  2. ^ a b c d "St. Ludwin". Catholic Online, Saints & Angels. Catholic.org. Retrieved June 25, 2012. 
  3. ^ a b c d e f g h i j k l m n Young, Reinhold. "St. Lutwinus Mettlach Parish Church (Pfarrkirche St. Lutwinus Mettlach)". Luwinuswerk Mettlach. Retrieved June 25, 2012. 
  4. ^ a b c Settipani, Christian (1989). The Ancestors of Charlemagne (Les ancêtres de Charlemagne). Biarritz. p. 172. ISBN 2-906483-28-1. 
  5. ^ a b c d Persch, Martin. "Heiliger Liutwin, Erzbischof von Trier". Biographiisch-Bibliographisches Kirchenlexicon. Verlag Traugott Bautz. Retrieved June 25, 2012. 
  6. ^ "St. Leutwinus, Bishop of Treves". Retrieved June 25, 2012. 

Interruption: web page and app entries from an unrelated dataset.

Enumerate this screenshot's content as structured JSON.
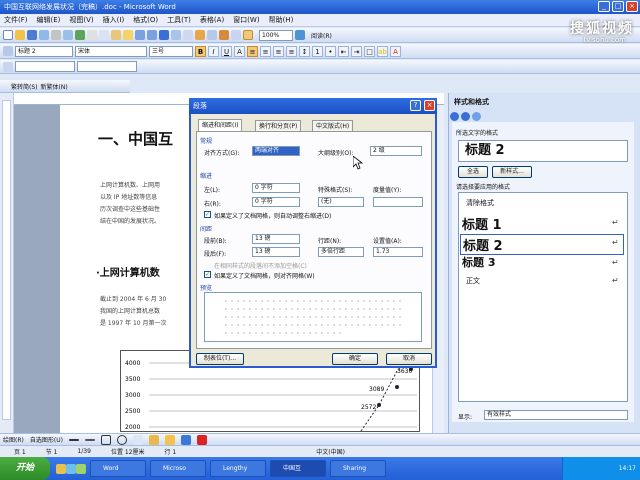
{
  "window": {
    "title": "中国互联网络发展状况（完稿）.doc - Microsoft Word"
  },
  "menubar": [
    "文件(F)",
    "编辑(E)",
    "视图(V)",
    "插入(I)",
    "格式(O)",
    "工具(T)",
    "表格(A)",
    "窗口(W)",
    "帮助(H)"
  ],
  "toolbar": {
    "zoom": "100%",
    "read_label": "阅读(R)"
  },
  "format_toolbar": {
    "style": "标题 2",
    "font": "宋体",
    "size": "三号"
  },
  "extra_toolbar": {
    "left": "繁转简(S)",
    "right": "新繁体(N)"
  },
  "watermark": {
    "brand": "搜狐视频",
    "url": "tv.sohu.com"
  },
  "document": {
    "heading1": "一、中国互",
    "para1": [
      "上网计算机数、上网用",
      "以及 IP 地址数等信息",
      "历次调查中这些基础性",
      "结在中国的发展状况。"
    ],
    "heading2": "·上网计算机数",
    "para2": [
      "截止到 2004 年 6 月 30",
      "我国的上网计算机总数",
      "是 1997 年 10 月第一次"
    ],
    "chart_yticks": [
      "4000",
      "3500",
      "3000",
      "2500",
      "2000"
    ],
    "chart_labels": [
      "3630",
      "3089",
      "2572"
    ]
  },
  "dialog": {
    "title": "段落",
    "tabs": [
      "缩进和间距(I)",
      "换行和分页(P)",
      "中文版式(H)"
    ],
    "general_group": "常规",
    "align_label": "对齐方式(G):",
    "align_value": "两端对齐",
    "outline_label": "大纲级别(O):",
    "outline_value": "2 级",
    "indent_group": "缩进",
    "left_label": "左(L):",
    "left_value": "0 字符",
    "right_label": "右(R):",
    "right_value": "0 字符",
    "special_label": "特殊格式(S):",
    "special_value": "(无)",
    "by_label": "度量值(Y):",
    "check1": "如果定义了文档网格，则自动调整右缩进(D)",
    "spacing_group": "间距",
    "before_label": "段前(B):",
    "before_value": "13 磅",
    "after_label": "段后(F):",
    "after_value": "13 磅",
    "line_label": "行距(N):",
    "line_value": "多倍行距",
    "at_label": "设置值(A):",
    "at_value": "1.73",
    "check_disabled": "在相同样式的段落间不添加空格(C)",
    "check2": "如果定义了文档网格，则对齐网格(W)",
    "preview_group": "预览",
    "btn_tabs": "制表位(T)...",
    "btn_ok": "确定",
    "btn_cancel": "取消"
  },
  "styles_pane": {
    "title": "样式和格式",
    "selected_label": "所选文字的格式",
    "selected_value": "标题 2",
    "btn_select_all": "全选",
    "btn_new": "新样式...",
    "apply_label": "请选择要应用的格式",
    "items": [
      "清除格式",
      "标题 1",
      "标题 2",
      "标题 3",
      "正文"
    ],
    "show_label": "显示:",
    "show_value": "有效样式"
  },
  "drawbar": {
    "draw": "绘图(R)",
    "autoshape": "自选图形(U)"
  },
  "status": {
    "page": "页 1",
    "section": "节 1",
    "pages": "1/39",
    "position": "位置 12厘米",
    "line": "行 1",
    "lang": "中文(中国)"
  },
  "taskbar": {
    "start": "开始",
    "tasks": [
      "Word",
      "Microso",
      "Lengthy",
      "中国互",
      "Sharing"
    ],
    "clock": "14:17"
  }
}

  • Georg Gresser: History of the Diocese of Speyer to the end of the 11th Century (Geschichte des Bistums Speyer bis zum Ende des 11. Jahrhunderts) Quellen und Abhandlungen zur Mittelrheinischen Kirchengeschichte Band 89. Mainz 1998.
  • Georg Gresser: Liutwin. In: Church and Theology Lexicon. Band 6. Freiburg 1997, Sp. 1009.
  • Andreas Heinz: Saints in the Saarland (Heilige im Saarland) 2. Auflage. Saarbrücker Druck und Verlag, Saarbrücken 1991, ISBN 3-925036-44-X.
  • Franz Xaver Kraus: Ludwin. In: General German Biography(Allgemeine Deutsche Biographie) (ADB). Band 19, Duncker & Humblot, Leipzig 1884, S. 616 f.
  • Martin Persch (1993). "Liutwin (Ludwin, Leodewinus)". In Bautz, Traugott. Biographisch-Bibliographisches Kirchenlexikon (BBKL) (in German) 5. Herzberg: Bautz. col. 143. ISBN 3-88309-043-3. 
  • Friedrich Schneider: The Relics of the Holy Lutwinus to Mettlach (Die Trinkschale des Heiligen Lutwinus zu Mettlach). Von Zabern, Mainz 1905 (Digitalisat)
  • Constantin von Briesen: Historical Documents of the Merzig-Wadern Circle (Urkundliche Geschichte des Kreises Merzig-Wadern) Franz Stein, Saarlouis 1863.

External links[edit]

Catholic Church titles
Preceded by
Archishop of Treves
4 March 705 – 29 September 722
Succeeded by